I actually feel a little bit guilty. When I envisioned the potential of getting a divorce, it seemed like a black void. It scared me. I wanted to avoid it at all costs. I couldn’t even imagine the horrors that would await me if I dared tread in its depths. When the time came for us to separate, however, we had finally come to a point where it was clear to both of us that it was the correct thing to do. Perhaps not the ideal thing, but what we both needed to continue to function in a healthy way. Still, though, I worried about the actual day-to-day mechanics of separation. How would I fill my lonely hours? How would I sleep without her arm around me? Would I be lost in depression? I realize I have only been at it a few weeks, but largely the experience has been one where none of my fears have been realized, and many things I didn’t consider have not only eased the process, but have actually encouraged me that it wasn’t just the right thing to do, but that living on my own, while maybe not my ideal mode of life, is actually beneficial for me at this time in my life.
I know. That sounds crass and selfish. Perhaps even idealized. Maybe you think I’m just trying to see the positive in the situation. That to compensate for my loss, I am rebounding too far to the positive and refusing to see the negatives. I wish that were true. Instead, the worst I feel is guilty. Guilty for not being hurt. Guilty for not being depressed. Guilty for not missing Wife and children more.

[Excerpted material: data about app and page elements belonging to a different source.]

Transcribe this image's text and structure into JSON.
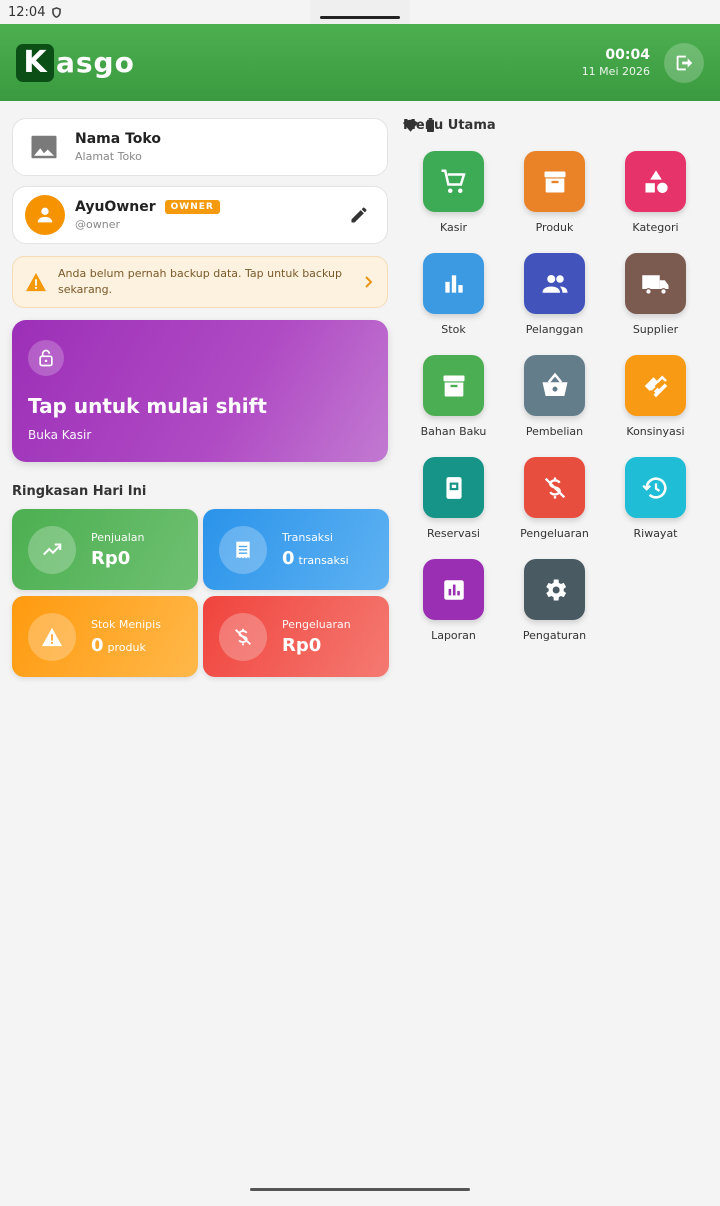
{
  "status": {
    "time": "12:04"
  },
  "header": {
    "logo_k": "K",
    "logo_rest": "asgo",
    "clock": "00:04",
    "date": "11 Mei 2026"
  },
  "store": {
    "name": "Nama Toko",
    "address": "Alamat Toko"
  },
  "user": {
    "name": "AyuOwner",
    "role": "OWNER",
    "handle": "@owner"
  },
  "warning": {
    "text": "Anda belum pernah backup data. Tap untuk backup sekarang."
  },
  "shift": {
    "title": "Tap untuk mulai shift",
    "subtitle": "Buka Kasir"
  },
  "summary": {
    "title": "Ringkasan Hari Ini",
    "cards": [
      {
        "label": "Penjualan",
        "value": "Rp0",
        "unit": ""
      },
      {
        "label": "Transaksi",
        "value": "0",
        "unit": "transaksi"
      },
      {
        "label": "Stok Menipis",
        "value": "0",
        "unit": "produk"
      },
      {
        "label": "Pengeluaran",
        "value": "Rp0",
        "unit": ""
      }
    ]
  },
  "menu": {
    "title": "Menu Utama",
    "items": [
      {
        "label": "Kasir",
        "icon": "cart-icon",
        "color": "#3daa56"
      },
      {
        "label": "Produk",
        "icon": "archive-icon",
        "color": "#ea8228"
      },
      {
        "label": "Kategori",
        "icon": "category-icon",
        "color": "#e6336a"
      },
      {
        "label": "Stok",
        "icon": "bar-chart-icon",
        "color": "#3c9ae2"
      },
      {
        "label": "Pelanggan",
        "icon": "people-icon",
        "color": "#4254bc"
      },
      {
        "label": "Supplier",
        "icon": "truck-icon",
        "color": "#7b5a50"
      },
      {
        "label": "Bahan Baku",
        "icon": "box-icon",
        "color": "#4cae52"
      },
      {
        "label": "Pembelian",
        "icon": "basket-icon",
        "color": "#647d8b"
      },
      {
        "label": "Konsinyasi",
        "icon": "handshake-icon",
        "color": "#f99a14"
      },
      {
        "label": "Reservasi",
        "icon": "book-icon",
        "color": "#159487"
      },
      {
        "label": "Pengeluaran",
        "icon": "money-off-icon",
        "color": "#e84e3e"
      },
      {
        "label": "Riwayat",
        "icon": "history-icon",
        "color": "#1fbdd6"
      },
      {
        "label": "Laporan",
        "icon": "report-icon",
        "color": "#9a2fb4"
      },
      {
        "label": "Pengaturan",
        "icon": "gear-icon",
        "color": "#4a5a63"
      }
    ]
  }
}
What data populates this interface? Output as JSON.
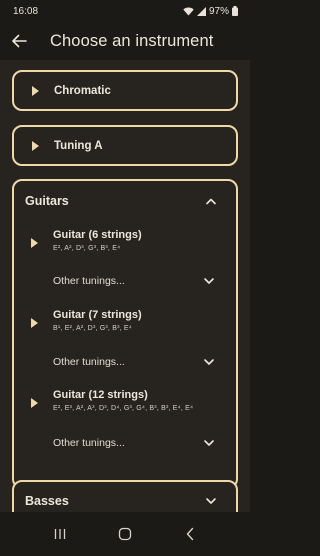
{
  "status_bar": {
    "time": "16:08",
    "battery": "97%",
    "icons": [
      "wifi-icon",
      "signal-icon",
      "battery-icon"
    ]
  },
  "app_bar": {
    "title": "Choose an instrument",
    "back_icon": "arrow-left-icon"
  },
  "instruments": [
    {
      "label": "Chromatic"
    },
    {
      "label": "Tuning A"
    }
  ],
  "groups": [
    {
      "title": "Guitars",
      "expanded": true,
      "items": [
        {
          "name": "Guitar (6 strings)",
          "notes": "E², A², D³, G³, B³, E⁴",
          "other": "Other tunings..."
        },
        {
          "name": "Guitar (7 strings)",
          "notes": "B¹, E², A², D³, G³, B³, E⁴",
          "other": "Other tunings..."
        },
        {
          "name": "Guitar (12 strings)",
          "notes": "E², E³, A², A³, D³, D⁴, G³, G⁴, B³, B³, E⁴, E⁴",
          "other": "Other tunings..."
        }
      ]
    },
    {
      "title": "Basses",
      "expanded": false
    }
  ],
  "colors": {
    "accent": "#f0d9a8",
    "background": "#272420",
    "bar": "#1c1a17",
    "text": "#ede6da"
  },
  "nav_bar": {
    "icons": [
      "recent-apps-icon",
      "home-icon",
      "back-icon"
    ]
  }
}
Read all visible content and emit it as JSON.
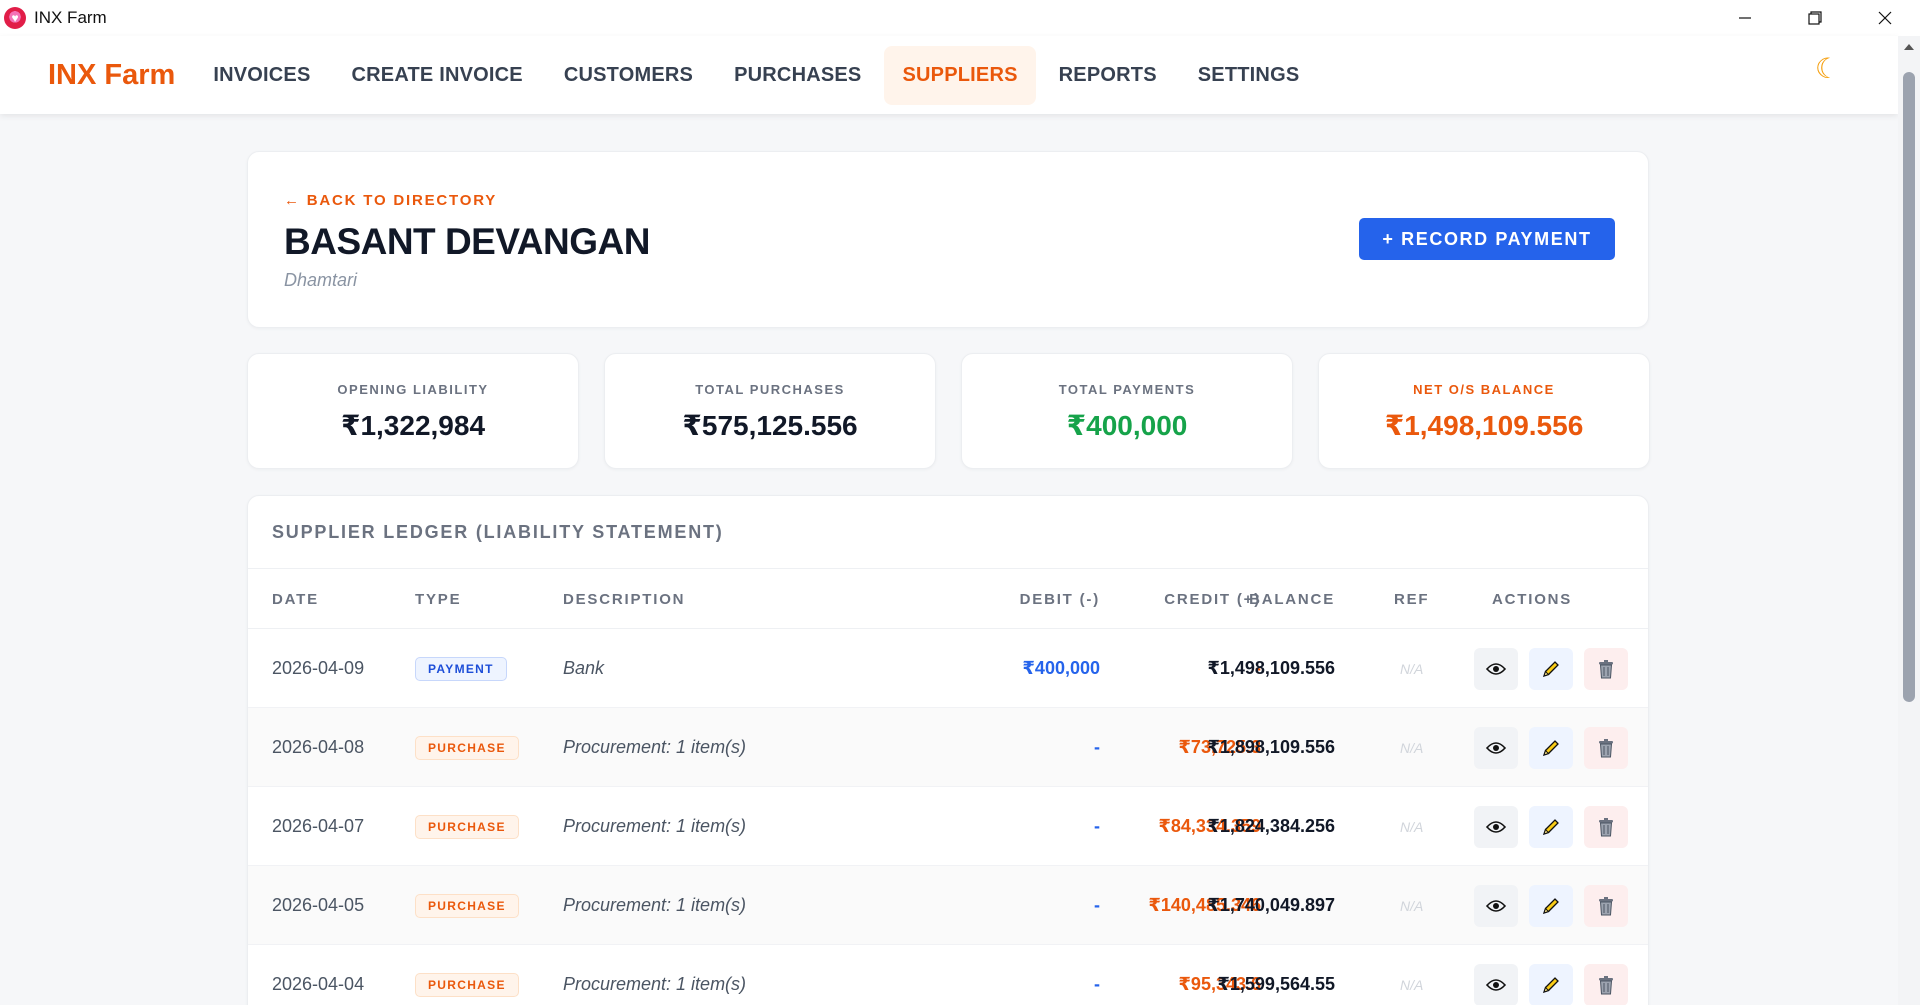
{
  "window": {
    "title": "INX Farm"
  },
  "nav": {
    "brand": "INX Farm",
    "items": [
      "INVOICES",
      "CREATE INVOICE",
      "CUSTOMERS",
      "PURCHASES",
      "SUPPLIERS",
      "REPORTS",
      "SETTINGS"
    ],
    "active": "SUPPLIERS"
  },
  "header": {
    "back_label": "← BACK TO DIRECTORY",
    "supplier_name": "BASANT DEVANGAN",
    "location": "Dhamtari",
    "record_button": "+ RECORD PAYMENT"
  },
  "stats": [
    {
      "label": "OPENING LIABILITY",
      "value": "₹1,322,984"
    },
    {
      "label": "TOTAL PURCHASES",
      "value": "₹575,125.556"
    },
    {
      "label": "TOTAL PAYMENTS",
      "value": "₹400,000"
    },
    {
      "label": "NET O/S BALANCE",
      "value": "₹1,498,109.556"
    }
  ],
  "ledger": {
    "title": "SUPPLIER LEDGER (LIABILITY STATEMENT)",
    "columns": [
      "DATE",
      "TYPE",
      "DESCRIPTION",
      "DEBIT (-)",
      "CREDIT (+)",
      "BALANCE",
      "REF",
      "ACTIONS"
    ],
    "rows": [
      {
        "date": "2026-04-09",
        "type": "PAYMENT",
        "desc": "Bank",
        "debit": "₹400,000",
        "credit": "-",
        "balance": "₹1,498,109.556",
        "ref": "N/A"
      },
      {
        "date": "2026-04-08",
        "type": "PURCHASE",
        "desc": "Procurement: 1 item(s)",
        "debit": "-",
        "credit": "₹73,725.3",
        "balance": "₹1,898,109.556",
        "ref": "N/A"
      },
      {
        "date": "2026-04-07",
        "type": "PURCHASE",
        "desc": "Procurement: 1 item(s)",
        "debit": "-",
        "credit": "₹84,334.359",
        "balance": "₹1,824,384.256",
        "ref": "N/A"
      },
      {
        "date": "2026-04-05",
        "type": "PURCHASE",
        "desc": "Procurement: 1 item(s)",
        "debit": "-",
        "credit": "₹140,485.346",
        "balance": "₹1,740,049.897",
        "ref": "N/A"
      },
      {
        "date": "2026-04-04",
        "type": "PURCHASE",
        "desc": "Procurement: 1 item(s)",
        "debit": "-",
        "credit": "₹95,343.6",
        "balance": "₹1,599,564.55",
        "ref": "N/A"
      }
    ]
  },
  "colors": {
    "accent": "#ea580c",
    "primary": "#2563eb",
    "success": "#16a34a"
  }
}
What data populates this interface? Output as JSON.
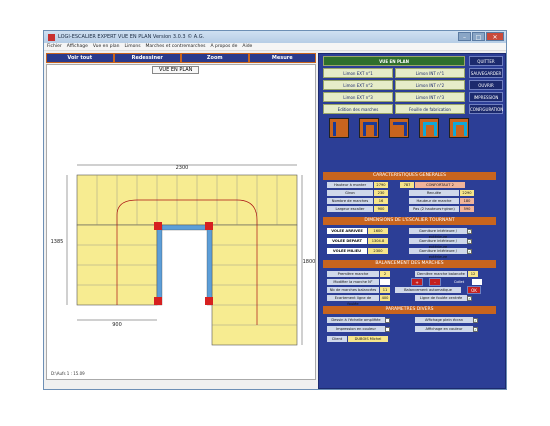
{
  "window": {
    "title": "LOGI-ESCALIER EXPERT     VUE EN PLAN     Version 3.0.3   ©   A.G.",
    "min": "–",
    "max": "□",
    "close": "✕"
  },
  "menu": [
    "Fichier",
    "Affichage",
    "Vue en plan",
    "Limons",
    "Marches et contremarches",
    "A propos de",
    "Aide"
  ],
  "toolbar": {
    "voir_tout": "Voir tout",
    "redessiner": "Redessiner",
    "zoom": "Zoom",
    "mesure": "Mesure"
  },
  "drawing": {
    "view_title": "VUE EN PLAN",
    "dim_top": "2300",
    "dim_left": "1385",
    "dim_right": "1800",
    "dim_bottom": "900",
    "status": "D:\\Aufs    1 : 15.09"
  },
  "panel": {
    "vue_en_plan": "VUE EN PLAN",
    "limon_ext_1": "Limon EXT n°1",
    "limon_int_1": "Limon INT n°1",
    "limon_ext_2": "Limon EXT n°2",
    "limon_int_2": "Limon INT n°2",
    "limon_ext_3": "Limon EXT n°3",
    "limon_int_3": "Limon INT n°3",
    "edition_marches": "Edition des marches",
    "feuille_fabrication": "Feuille de fabrication",
    "quitter": "QUITTER",
    "sauvegarder": "SAUVEGARDER",
    "ouvrir": "OUVRIR",
    "impression": "IMPRESSION",
    "configuration": "CONFIGURATION"
  },
  "caracteristiques": {
    "title": "CARACTERISTIQUES GENERALES",
    "hauteur_label": "Hauteur à monter",
    "hauteur_val": "2790",
    "ratio": "787",
    "confort": "CONFORTAUT 2",
    "giron_label": "Giron",
    "giron_val": "230",
    "recul_label": "Reculée",
    "recul_val": "2290",
    "nb_marches_label": "Nombre de marches",
    "nb_marches_val": "16",
    "haut_marche_label": "Hauteur de marche",
    "haut_marche_val": "180",
    "largeur_label": "Largeur escalier",
    "largeur_val": "900",
    "pas_label": "Pas (2 hauteurs+giron)",
    "pas_val": "590"
  },
  "dimensions": {
    "title": "DIMENSIONS DE L'ESCALIER TOURNANT",
    "volee_arrivee_label": "VOLEE ARRIVEE",
    "volee_arrivee_val": "1600",
    "volee_depart_label": "VOLEE DEPART",
    "volee_depart_val": "1304.8",
    "volee_milieu_label": "VOLEE MILIEU",
    "volee_milieu_val": "2300",
    "garniture": "Garniture intérieure / extérieure"
  },
  "balancement": {
    "title": "BALANCEMENT DES MARCHES",
    "premiere_label": "Première marche balancée",
    "premiere_val": "2",
    "derniere_label": "Dernière marche balancée",
    "derniere_val": "12",
    "modifier_label": "Modifier la marche N°",
    "modifier_val": "",
    "plus": "+",
    "moins": "-",
    "collet": "Collet",
    "nb_marches_label": "Nb de marches balancées",
    "nb_marches_val": "11",
    "auto_label": "Balancement automatique",
    "ok": "OK",
    "ecart_label": "Ecartement ligne de foulée",
    "ecart_val": "400",
    "ligne_label": "Ligne de foulée centrée"
  },
  "parametres": {
    "title": "PARAMETRES DIVERS",
    "dessin_label": "Dessin à l'échelle amplifiée",
    "affichage_label": "Affichage plein écran",
    "impression_label": "Impression en couleur",
    "affichage_couleur_label": "Affichage en couleur",
    "client_label": "Client",
    "client_val": "DUBOIS Michel"
  }
}
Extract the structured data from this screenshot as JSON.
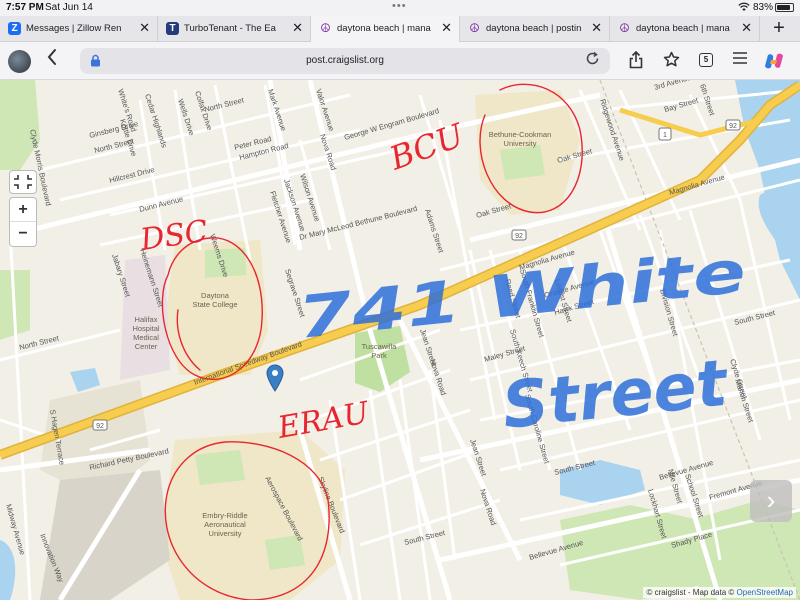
{
  "status_bar": {
    "time": "7:57 PM",
    "date": "Sat Jun 14",
    "battery": "83%"
  },
  "tabs": [
    {
      "title": "Messages | Zillow Ren",
      "icon": "zillow-icon",
      "color": "#1b6ef3",
      "active": false
    },
    {
      "title": "TurboTenant - The Ea",
      "icon": "turbotenant-icon",
      "color": "#243b7a",
      "active": false
    },
    {
      "title": "daytona beach | mana",
      "icon": "craigslist-peace-icon",
      "color": "#7b2fa0",
      "active": true
    },
    {
      "title": "daytona beach | postin",
      "icon": "craigslist-peace-icon",
      "color": "#7b2fa0",
      "active": false
    },
    {
      "title": "daytona beach | mana",
      "icon": "craigslist-peace-icon",
      "color": "#7b2fa0",
      "active": false
    }
  ],
  "toolbar": {
    "url": "post.craigslist.org",
    "tab_count": "5"
  },
  "map": {
    "attribution_prefix": "© craigslist - Map data ©",
    "attribution_link": "OpenStreetMap",
    "zoom_in": "+",
    "zoom_out": "−",
    "next": "›",
    "places": {
      "daytona_state_college": [
        "Daytona",
        "State College"
      ],
      "halifax_hospital": [
        "Halifax",
        "Hospital",
        "Medical",
        "Center"
      ],
      "bethune_cookman": [
        "Bethune-Cookman",
        "University"
      ],
      "tuscawilla_park": [
        "Tuscawilla",
        "Park"
      ],
      "embry_riddle": [
        "Embry-Riddle",
        "Aeronautical",
        "University"
      ]
    },
    "roads": {
      "international_speedway": "International Speedway Boulevard",
      "dr_mary_mcleod": "Dr Mary McLeod Bethune Boulevard",
      "george_engram": "George W Engram Boulevard",
      "magnolia_ave": "Magnolia Avenue",
      "magnolia_ave_east": "Magnolia Avenue",
      "orange_ave": "Orange Avenue",
      "south_street": "South Street",
      "south_street_2": "South Street",
      "south_street_3": "South Street",
      "bellevue_ave": "Bellevue Avenue",
      "bellevue_ave_2": "Bellevue Avenue",
      "richard_petty": "Richard Petty Boulevard",
      "aerospace_blvd": "Aerospace Boulevard",
      "skyline_blvd": "Skyline Boulevard",
      "innovation_way": "Innovation Way",
      "midway_ave": "Midway Avenue",
      "clyde_morris": "Clyde Morris Boulevard",
      "north_street": "North Street",
      "north_street_2": "North Street",
      "hampton_road": "Hampton Road",
      "peter_road": "Peter Road",
      "dunn_avenue": "Dunn Avenue",
      "ginsberg_drive": "Ginsberg Drive",
      "hillcrest_drive": "Hillcrest Drive",
      "nova_road": "Nova Road",
      "nova_road_2": "Nova Road",
      "nova_road_3": "Nova Road",
      "jean_street": "Jean Street",
      "jean_street_2": "Jean Street",
      "adams_street": "Adams Street",
      "oak_street": "Oak Street",
      "oak_street_2": "Oak Street",
      "hawk_street": "Hawk Street",
      "maley_street": "Maley Street",
      "fremont_avenue": "Fremont Avenue",
      "bay_street": "Bay Street",
      "third_avenue": "3rd Avenue",
      "segrave_street": "Segrave Street",
      "ridgewood_avenue": "Ridgewood Avenue",
      "school_street": "School Street",
      "marion_street": "Marion Street",
      "clyde_street": "Clyde Street",
      "wilson_avenue": "Wilson Avenue",
      "jackson_avenue": "Jackson Avenue",
      "fletcher_avenue": "Fletcher Avenue",
      "sixth_street": "6th Street",
      "shady_place": "Shady Place",
      "hagen_terrace": "S Hagen Terrace",
      "reed_street": "Reed Street",
      "locust_street": "Locust Street",
      "south_franklin_street": "South Franklin Street",
      "south_keech_street": "South Keech Street",
      "south_caroline_street": "South Caroline Street",
      "nile_street": "Nile Street",
      "division_street": "Division Street",
      "lockhart_street": "Lockhart Street",
      "north_street_west": "North Street",
      "kottle_drive": "Kottle Drive",
      "heinemann_street": "Heinemann Street",
      "jabary_street": "Jabary Street",
      "weems_drive": "Weems Drive",
      "wells_drive": "Wells Drive",
      "valor_avenue": "Valor Avenue",
      "mark_avenue": "Mark Avenue",
      "colfax_drive": "Colfax Drive",
      "whites_road": "White's Road",
      "cedar_highlands": "Cedar Highlands"
    },
    "route_shields": [
      "92",
      "92",
      "92",
      "1"
    ],
    "annotations": {
      "dsc": "DSC",
      "bcu": "BCU",
      "erau": "ERAU",
      "address": "741 White Street"
    },
    "colors": {
      "background": "#f2efe6",
      "highway": "#f6cd4f",
      "water": "#a9d3ee",
      "green": "#cfe6b5",
      "campus": "#efe7c8",
      "ink_red": "#e8262f",
      "ink_blue": "#2e6fd8",
      "marker": "#3a7fc6"
    }
  }
}
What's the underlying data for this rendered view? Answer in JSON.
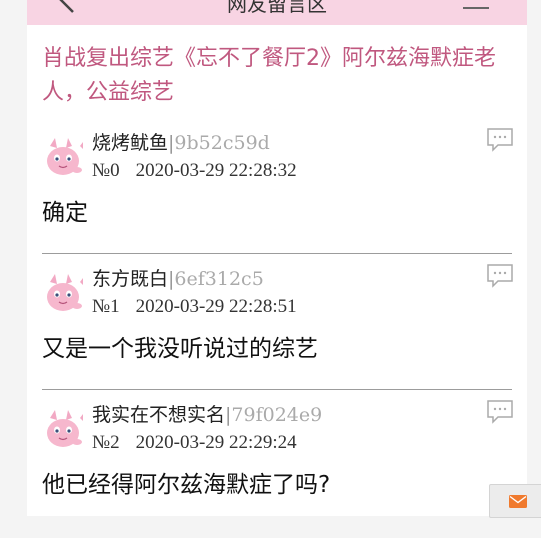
{
  "header": {
    "title": "网友留言区"
  },
  "thread": {
    "title": "肖战复出综艺《忘不了餐厅2》阿尔兹海默症老人，公益综艺"
  },
  "posts": [
    {
      "author": "烧烤鱿鱼",
      "separator": "|",
      "uid": "9b52c59d",
      "number": "№0",
      "datetime": "2020-03-29 22:28:32",
      "content": "确定"
    },
    {
      "author": "东方既白",
      "separator": "|",
      "uid": "6ef312c5",
      "number": "№1",
      "datetime": "2020-03-29 22:28:51",
      "content": "又是一个我没听说过的综艺"
    },
    {
      "author": "我实在不想实名",
      "separator": "|",
      "uid": "79f024e9",
      "number": "№2",
      "datetime": "2020-03-29 22:29:24",
      "content": "他已经得阿尔兹海默症了吗?"
    }
  ],
  "icons": {
    "back": "back-arrow-icon",
    "menu": "hamburger-menu-icon",
    "reply": "speech-bubble-icon",
    "avatar": "pink-creature-icon",
    "mail": "mail-icon"
  },
  "colors": {
    "header_bg": "#f8d4e3",
    "title_pink": "#c0587f",
    "uid_gray": "#aaaaaa",
    "mail_orange": "#f07a2e"
  }
}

When I visit, Wife doesn’t want to interact with me. “It’s too hard,” she says, “to see you. It undoes all the progress I’ve achieved these past days.” I don’t really understand that. But I try to respect it. And the children? They come and give me a quick hug, and then they are back to whatever they were immersed in before I arrived. I look around, and think to myself: “Where is the pain that I was promised would come? I see only life.” Of course, I do realize that I am not there in the dark and quiet moments of each child’s innermost thoughts. I don’t see them crying themselves to sleep, or staring out the window. I don’t hear them talking with their friends, unable to express their emotions fully, but seeking some sort of understanding, some sort of comfort, regardless. I don’t see those things. Perhaps I talk myself into believing that they don’t exist. Or perhaps, like me, everyone is breathing a confused and troubled sigh of relief that now that I am gone they are strangely happier.
And me? I’m getting more reading done now than ever. And when I catch up on the stack of books I have selected, I can take some time to pursue other interests that I’ve always avoided for lack of time. At night, when I most feared I would be desperately lonely and most regret my decision, when I most worried I would face interminable hours of depression and despair, I simply close my eyes and sleep. I’ve had but one night where I spent a few hours awake, tossing and turning. Thinking about what I’d lost? No. Just awake.
Is this what divorce is like? Or am I simply some sort of monster, unable to connect with my true feelings? Why do I feel a sense of relief and optimism rather than sadness and regret? The end of my marriage is feeling altogether too much like a chance for a new beginning, and I’m excited to undertake it. So go ahead. Call me heartless. I understand. I would even, almost, agree with you. Except that I know something of my heart. I know something of its capacity to connect. Undoubtedly, that has much to do with my optimism toward this new beginning.